• **PROMPT**
Return each line of the listing in which the word "tiscofo" appears.

• **PROVIDED INFORMATION**
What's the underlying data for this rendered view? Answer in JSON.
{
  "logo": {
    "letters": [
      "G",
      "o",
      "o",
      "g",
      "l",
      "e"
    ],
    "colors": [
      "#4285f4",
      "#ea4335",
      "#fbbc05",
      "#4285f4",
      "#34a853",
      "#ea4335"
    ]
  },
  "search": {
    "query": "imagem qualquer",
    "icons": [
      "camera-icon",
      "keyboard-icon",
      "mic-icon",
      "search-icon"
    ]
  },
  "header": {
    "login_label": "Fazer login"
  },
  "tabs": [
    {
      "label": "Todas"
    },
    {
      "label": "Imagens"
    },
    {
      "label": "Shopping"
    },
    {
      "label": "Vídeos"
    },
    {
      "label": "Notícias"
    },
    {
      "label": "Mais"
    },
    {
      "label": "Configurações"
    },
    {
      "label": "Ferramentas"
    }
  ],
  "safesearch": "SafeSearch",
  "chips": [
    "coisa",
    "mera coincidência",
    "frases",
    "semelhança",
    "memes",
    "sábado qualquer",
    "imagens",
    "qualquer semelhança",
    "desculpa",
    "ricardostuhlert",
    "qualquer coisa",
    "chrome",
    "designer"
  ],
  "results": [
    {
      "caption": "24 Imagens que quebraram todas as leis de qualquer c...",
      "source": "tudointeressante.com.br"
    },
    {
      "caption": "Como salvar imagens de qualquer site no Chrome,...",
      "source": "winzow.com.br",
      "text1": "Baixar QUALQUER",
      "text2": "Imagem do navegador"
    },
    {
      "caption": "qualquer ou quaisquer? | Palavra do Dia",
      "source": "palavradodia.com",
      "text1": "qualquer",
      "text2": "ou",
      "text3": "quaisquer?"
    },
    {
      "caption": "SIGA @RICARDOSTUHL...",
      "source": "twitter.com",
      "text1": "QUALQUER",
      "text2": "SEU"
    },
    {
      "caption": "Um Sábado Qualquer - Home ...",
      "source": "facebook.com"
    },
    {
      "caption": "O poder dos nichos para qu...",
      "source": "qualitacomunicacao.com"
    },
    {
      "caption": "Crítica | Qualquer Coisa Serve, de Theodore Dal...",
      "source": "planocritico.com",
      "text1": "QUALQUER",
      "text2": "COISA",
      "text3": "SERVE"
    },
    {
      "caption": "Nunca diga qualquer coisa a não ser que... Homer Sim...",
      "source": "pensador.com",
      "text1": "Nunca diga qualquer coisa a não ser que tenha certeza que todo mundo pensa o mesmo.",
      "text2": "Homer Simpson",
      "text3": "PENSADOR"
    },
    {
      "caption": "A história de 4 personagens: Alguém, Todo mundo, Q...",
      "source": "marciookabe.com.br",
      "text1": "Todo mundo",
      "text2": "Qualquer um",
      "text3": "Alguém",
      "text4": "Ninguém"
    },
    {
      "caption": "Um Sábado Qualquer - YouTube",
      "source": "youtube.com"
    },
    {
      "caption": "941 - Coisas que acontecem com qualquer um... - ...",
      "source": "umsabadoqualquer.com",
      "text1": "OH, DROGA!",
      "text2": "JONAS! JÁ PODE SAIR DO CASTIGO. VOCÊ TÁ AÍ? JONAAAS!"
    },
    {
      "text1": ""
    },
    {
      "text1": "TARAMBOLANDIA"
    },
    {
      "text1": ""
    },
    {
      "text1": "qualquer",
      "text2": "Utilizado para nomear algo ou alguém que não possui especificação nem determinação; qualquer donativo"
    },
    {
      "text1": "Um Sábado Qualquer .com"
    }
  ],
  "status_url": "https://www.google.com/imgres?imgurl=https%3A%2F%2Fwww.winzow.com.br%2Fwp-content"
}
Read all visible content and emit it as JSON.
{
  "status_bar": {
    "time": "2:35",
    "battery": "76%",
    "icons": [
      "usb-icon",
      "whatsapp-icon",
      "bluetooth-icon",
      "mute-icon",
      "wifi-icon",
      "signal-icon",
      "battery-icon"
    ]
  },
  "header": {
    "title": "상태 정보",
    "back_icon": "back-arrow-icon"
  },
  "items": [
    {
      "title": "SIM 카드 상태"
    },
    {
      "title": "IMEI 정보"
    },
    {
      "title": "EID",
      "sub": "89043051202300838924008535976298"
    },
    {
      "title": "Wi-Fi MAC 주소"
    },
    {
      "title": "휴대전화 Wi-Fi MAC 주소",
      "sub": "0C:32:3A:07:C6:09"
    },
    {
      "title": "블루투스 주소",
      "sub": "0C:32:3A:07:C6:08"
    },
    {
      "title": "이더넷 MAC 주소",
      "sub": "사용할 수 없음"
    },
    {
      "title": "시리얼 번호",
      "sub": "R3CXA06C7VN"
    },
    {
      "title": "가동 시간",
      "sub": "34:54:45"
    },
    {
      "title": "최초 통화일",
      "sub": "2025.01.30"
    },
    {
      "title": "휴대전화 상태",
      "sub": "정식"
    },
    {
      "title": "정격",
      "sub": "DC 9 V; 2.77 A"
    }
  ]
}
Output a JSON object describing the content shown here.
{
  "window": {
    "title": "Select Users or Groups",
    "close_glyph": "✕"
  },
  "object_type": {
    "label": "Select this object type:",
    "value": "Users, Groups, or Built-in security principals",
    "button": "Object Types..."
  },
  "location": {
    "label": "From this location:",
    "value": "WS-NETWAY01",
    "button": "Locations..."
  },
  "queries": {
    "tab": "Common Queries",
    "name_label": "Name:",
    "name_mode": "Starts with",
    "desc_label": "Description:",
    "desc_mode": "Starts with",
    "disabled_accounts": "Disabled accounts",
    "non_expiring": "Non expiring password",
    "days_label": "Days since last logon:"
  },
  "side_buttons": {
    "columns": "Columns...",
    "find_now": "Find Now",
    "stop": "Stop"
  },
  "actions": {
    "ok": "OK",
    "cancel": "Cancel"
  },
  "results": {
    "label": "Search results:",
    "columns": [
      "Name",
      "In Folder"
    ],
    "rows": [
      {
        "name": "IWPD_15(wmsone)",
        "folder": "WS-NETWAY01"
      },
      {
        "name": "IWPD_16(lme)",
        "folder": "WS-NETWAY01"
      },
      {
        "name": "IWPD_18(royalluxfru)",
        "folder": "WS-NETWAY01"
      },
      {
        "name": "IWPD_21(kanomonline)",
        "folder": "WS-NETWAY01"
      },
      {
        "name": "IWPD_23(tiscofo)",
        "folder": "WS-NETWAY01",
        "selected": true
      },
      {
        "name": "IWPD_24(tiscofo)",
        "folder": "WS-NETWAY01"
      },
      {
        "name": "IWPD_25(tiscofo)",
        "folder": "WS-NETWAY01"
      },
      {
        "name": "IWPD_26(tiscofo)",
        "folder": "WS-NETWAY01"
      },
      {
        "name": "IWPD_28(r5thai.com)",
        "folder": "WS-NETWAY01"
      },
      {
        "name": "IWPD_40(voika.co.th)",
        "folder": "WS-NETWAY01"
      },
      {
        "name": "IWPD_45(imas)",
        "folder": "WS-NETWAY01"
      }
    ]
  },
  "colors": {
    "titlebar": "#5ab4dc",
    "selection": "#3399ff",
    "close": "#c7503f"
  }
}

• **WRITTEN RESPONSE**
        "name": "IWPD_23(tiscofo)",
        "name": "IWPD_24(tiscofo)",
        "name": "IWPD_25(tiscofo)",
        "name": "IWPD_26(tiscofo)",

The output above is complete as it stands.